“Because we are a constitutional group,” said Mary Emerick with Oath Keepers. “We defend the Constitution … and we are here just to make sure that they receive their Fifth Amendment rights which is due process.”
Whittington also added that the claim owners have the right to appeal, but there’s a process which must be followed in order to do so, one that can sometimes take weeks to complete.
Furthermore, the executive committee of the Galice Mining District, where the claim in question is located, contends that the BLM is out of order in its request because the district is “a local governing body … deriving its authority from the will of the United States Congress who recognized the long standing tradition of self government among miners and granted them with the right to create and enforce local rules and regulations pertaining to the location and development of their unique mineral properties.” In other words, the mining district is its own entity, with its own government and its own laws, so the BLM has no authority over the district, which predates the BLM by decades.
The committee also noted that the claim in question is one of the oldest in the country and much of the original paperwork is no longer even entirely legible.
The BLM said they have no plans to take the claim back by force and will not step in until the proper processes have been completed. Josephine County Sheriff Dave Daniel added that although he has acted as a mediator between the two parties, the sheriff’s department will not get involved unless the situation escalates and presents a threat to public safety.

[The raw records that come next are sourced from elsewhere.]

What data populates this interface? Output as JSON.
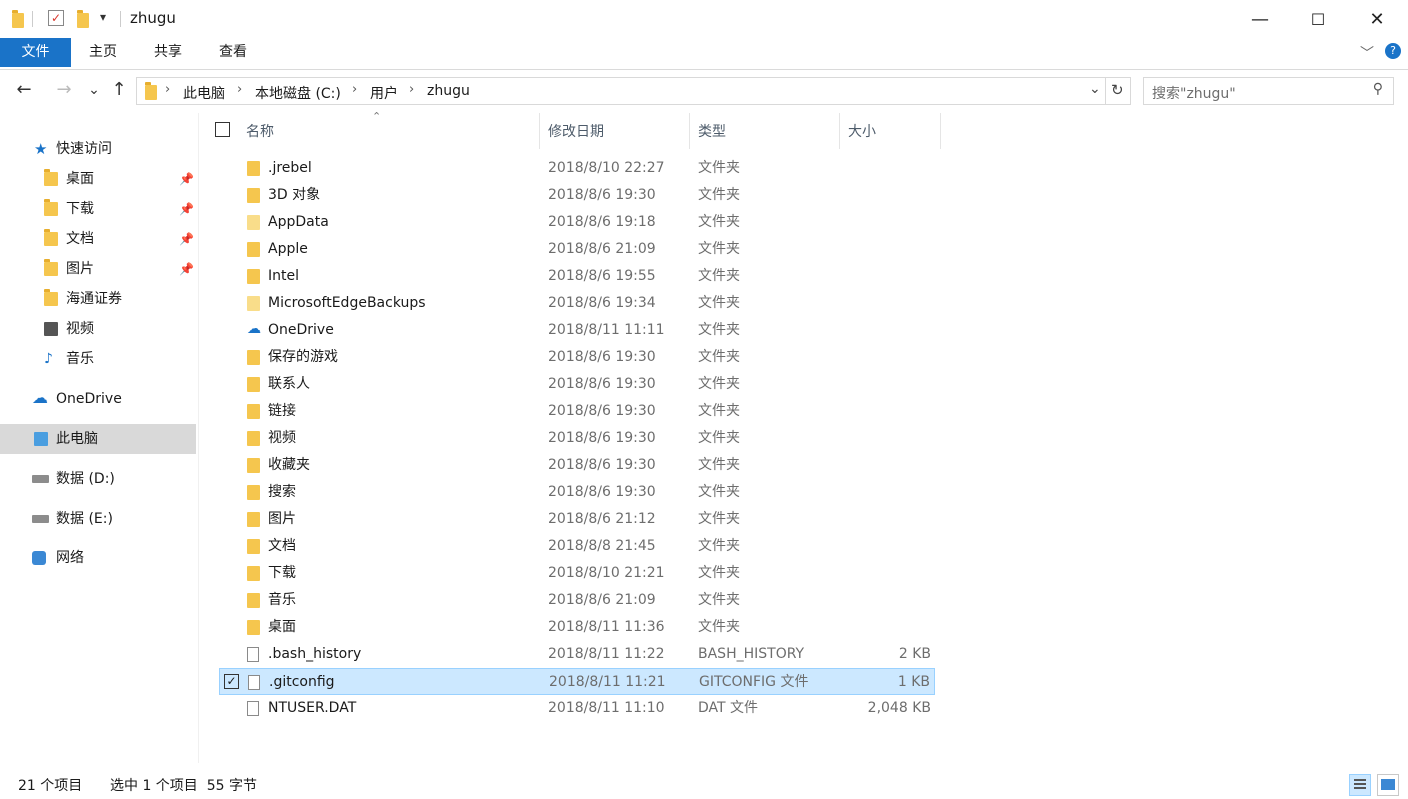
{
  "window": {
    "title": "zhugu",
    "minimize": "—",
    "maximize": "☐",
    "close": "✕"
  },
  "ribbon": {
    "tabs": [
      "文件",
      "主页",
      "共享",
      "查看"
    ]
  },
  "nav": {
    "back": "←",
    "forward": "→",
    "recent": "⌄",
    "up": "↑",
    "breadcrumb": [
      "此电脑",
      "本地磁盘 (C:)",
      "用户",
      "zhugu"
    ],
    "separator": "›",
    "search_placeholder": "搜索\"zhugu\""
  },
  "sidebar": {
    "quick_access": "快速访问",
    "pinned": [
      {
        "label": "桌面",
        "icon": "desktop-icon",
        "pinned": true
      },
      {
        "label": "下载",
        "icon": "downloads-icon",
        "pinned": true
      },
      {
        "label": "文档",
        "icon": "documents-icon",
        "pinned": true
      },
      {
        "label": "图片",
        "icon": "pictures-icon",
        "pinned": true
      },
      {
        "label": "海通证券",
        "icon": "folder-icon",
        "pinned": false
      },
      {
        "label": "视频",
        "icon": "videos-icon",
        "pinned": false
      },
      {
        "label": "音乐",
        "icon": "music-icon",
        "pinned": false
      }
    ],
    "onedrive": "OneDrive",
    "this_pc": "此电脑",
    "drive_d": "数据 (D:)",
    "drive_e": "数据 (E:)",
    "network": "网络"
  },
  "columns": {
    "name": "名称",
    "date": "修改日期",
    "type": "类型",
    "size": "大小"
  },
  "files": [
    {
      "name": ".jrebel",
      "date": "2018/8/10 22:27",
      "type": "文件夹",
      "size": "",
      "icon": "folder"
    },
    {
      "name": "3D 对象",
      "date": "2018/8/6 19:30",
      "type": "文件夹",
      "size": "",
      "icon": "folder"
    },
    {
      "name": "AppData",
      "date": "2018/8/6 19:18",
      "type": "文件夹",
      "size": "",
      "icon": "folder-pale"
    },
    {
      "name": "Apple",
      "date": "2018/8/6 21:09",
      "type": "文件夹",
      "size": "",
      "icon": "folder"
    },
    {
      "name": "Intel",
      "date": "2018/8/6 19:55",
      "type": "文件夹",
      "size": "",
      "icon": "folder"
    },
    {
      "name": "MicrosoftEdgeBackups",
      "date": "2018/8/6 19:34",
      "type": "文件夹",
      "size": "",
      "icon": "folder-pale"
    },
    {
      "name": "OneDrive",
      "date": "2018/8/11 11:11",
      "type": "文件夹",
      "size": "",
      "icon": "cloud"
    },
    {
      "name": "保存的游戏",
      "date": "2018/8/6 19:30",
      "type": "文件夹",
      "size": "",
      "icon": "folder"
    },
    {
      "name": "联系人",
      "date": "2018/8/6 19:30",
      "type": "文件夹",
      "size": "",
      "icon": "folder"
    },
    {
      "name": "链接",
      "date": "2018/8/6 19:30",
      "type": "文件夹",
      "size": "",
      "icon": "folder"
    },
    {
      "name": "视频",
      "date": "2018/8/6 19:30",
      "type": "文件夹",
      "size": "",
      "icon": "folder"
    },
    {
      "name": "收藏夹",
      "date": "2018/8/6 19:30",
      "type": "文件夹",
      "size": "",
      "icon": "folder"
    },
    {
      "name": "搜索",
      "date": "2018/8/6 19:30",
      "type": "文件夹",
      "size": "",
      "icon": "folder"
    },
    {
      "name": "图片",
      "date": "2018/8/6 21:12",
      "type": "文件夹",
      "size": "",
      "icon": "folder"
    },
    {
      "name": "文档",
      "date": "2018/8/8 21:45",
      "type": "文件夹",
      "size": "",
      "icon": "folder"
    },
    {
      "name": "下载",
      "date": "2018/8/10 21:21",
      "type": "文件夹",
      "size": "",
      "icon": "folder"
    },
    {
      "name": "音乐",
      "date": "2018/8/6 21:09",
      "type": "文件夹",
      "size": "",
      "icon": "folder"
    },
    {
      "name": "桌面",
      "date": "2018/8/11 11:36",
      "type": "文件夹",
      "size": "",
      "icon": "folder"
    },
    {
      "name": ".bash_history",
      "date": "2018/8/11 11:22",
      "type": "BASH_HISTORY",
      "size": "2 KB",
      "icon": "file"
    },
    {
      "name": ".gitconfig",
      "date": "2018/8/11 11:21",
      "type": "GITCONFIG 文件",
      "size": "1 KB",
      "icon": "file",
      "selected": true
    },
    {
      "name": "NTUSER.DAT",
      "date": "2018/8/11 11:10",
      "type": "DAT 文件",
      "size": "2,048 KB",
      "icon": "file"
    }
  ],
  "status": {
    "item_count": "21 个项目",
    "selection": "选中 1 个项目  55 字节"
  },
  "colors": {
    "accent": "#1a73c8",
    "selection_bg": "#cce8ff",
    "folder": "#f5c64e"
  }
}
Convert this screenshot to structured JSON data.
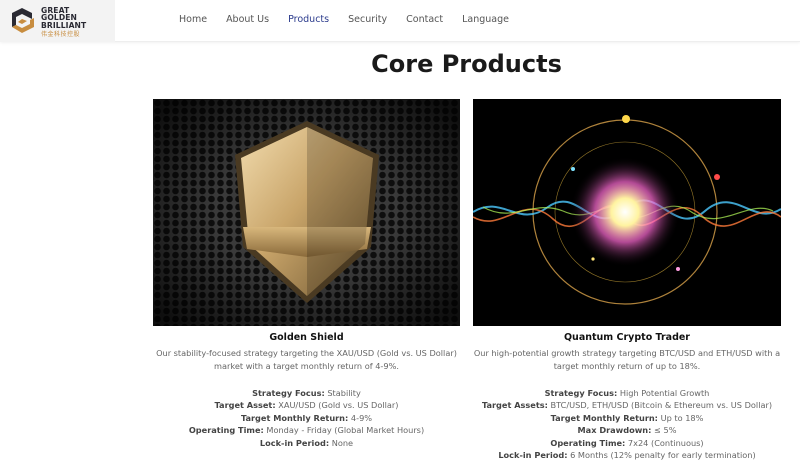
{
  "brand": {
    "name_lines": [
      "GREAT",
      "GOLDEN",
      "BRILLIANT"
    ],
    "name_cn": "伟金科技控股",
    "colors": {
      "navy": "#2a2a33",
      "gold": "#c88d3f"
    }
  },
  "nav": {
    "items": [
      {
        "label": "Home",
        "active": false
      },
      {
        "label": "About Us",
        "active": false
      },
      {
        "label": "Products",
        "active": true
      },
      {
        "label": "Security",
        "active": false
      },
      {
        "label": "Contact",
        "active": false
      },
      {
        "label": "Language",
        "active": false
      }
    ],
    "active_color": "#2a3a8c"
  },
  "page": {
    "title": "Core Products"
  },
  "products": [
    {
      "image_icon": "golden-shield-image",
      "title": "Golden Shield",
      "description": "Our stability-focused strategy targeting the XAU/USD (Gold vs. US Dollar) market with a target monthly return of 4-9%.",
      "specs": [
        {
          "label": "Strategy Focus:",
          "value": "Stability"
        },
        {
          "label": "Target Asset:",
          "value": "XAU/USD (Gold vs. US Dollar)"
        },
        {
          "label": "Target Monthly Return:",
          "value": "4-9%"
        },
        {
          "label": "Operating Time:",
          "value": "Monday - Friday (Global Market Hours)"
        },
        {
          "label": "Lock-in Period:",
          "value": "None"
        }
      ]
    },
    {
      "image_icon": "quantum-crypto-image",
      "title": "Quantum Crypto Trader",
      "description": "Our high-potential growth strategy targeting BTC/USD and ETH/USD with a target monthly return of up to 18%.",
      "specs": [
        {
          "label": "Strategy Focus:",
          "value": "High Potential Growth"
        },
        {
          "label": "Target Assets:",
          "value": "BTC/USD, ETH/USD (Bitcoin & Ethereum vs. US Dollar)"
        },
        {
          "label": "Target Monthly Return:",
          "value": "Up to 18%"
        },
        {
          "label": "Max Drawdown:",
          "value": "≤ 5%"
        },
        {
          "label": "Operating Time:",
          "value": "7x24 (Continuous)"
        },
        {
          "label": "Lock-in Period:",
          "value": "6 Months (12% penalty for early termination)"
        }
      ]
    }
  ]
}
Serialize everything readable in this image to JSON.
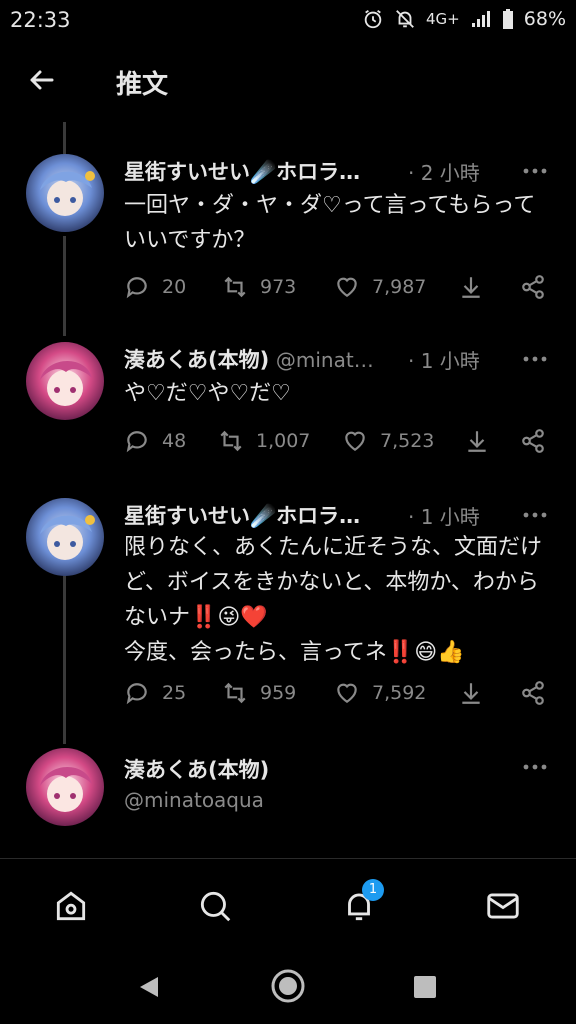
{
  "status_bar": {
    "time": "22:33",
    "network": "4G+",
    "battery": "68%"
  },
  "header": {
    "title": "推文"
  },
  "tweets": [
    {
      "name": "星街すいせい☄️ホロラ…",
      "handle": "",
      "time": "· 2 小時",
      "text": "一回ヤ・ダ・ヤ・ダ♡って言ってもらっていいですか？",
      "replies": "20",
      "retweets": "973",
      "likes": "7,987"
    },
    {
      "name": "湊あくあ(本物)",
      "handle": "@minat…",
      "time": "· 1 小時",
      "text": "や♡だ♡や♡だ♡",
      "replies": "48",
      "retweets": "1,007",
      "likes": "7,523"
    },
    {
      "name": "星街すいせい☄️ホロラ…",
      "handle": "",
      "time": "· 1 小時",
      "text": "限りなく、あくたんに近そうな、文面だけど、ボイスをきかないと、本物か、わからないナ‼️😜❤️\n今度、会ったら、言ってネ‼️😄👍",
      "replies": "25",
      "retweets": "959",
      "likes": "7,592"
    }
  ],
  "focused_tweet": {
    "name": "湊あくあ(本物)",
    "handle": "@minatoaqua"
  },
  "bottom_nav": {
    "notifications_badge": "1"
  },
  "colors": {
    "background": "#000000",
    "accent": "#1d9bf0",
    "muted": "#8a8a8a"
  }
}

The claim owners, who have hired an attorney, have until April 25 to either comply with the requests of the BLM or file an appeal.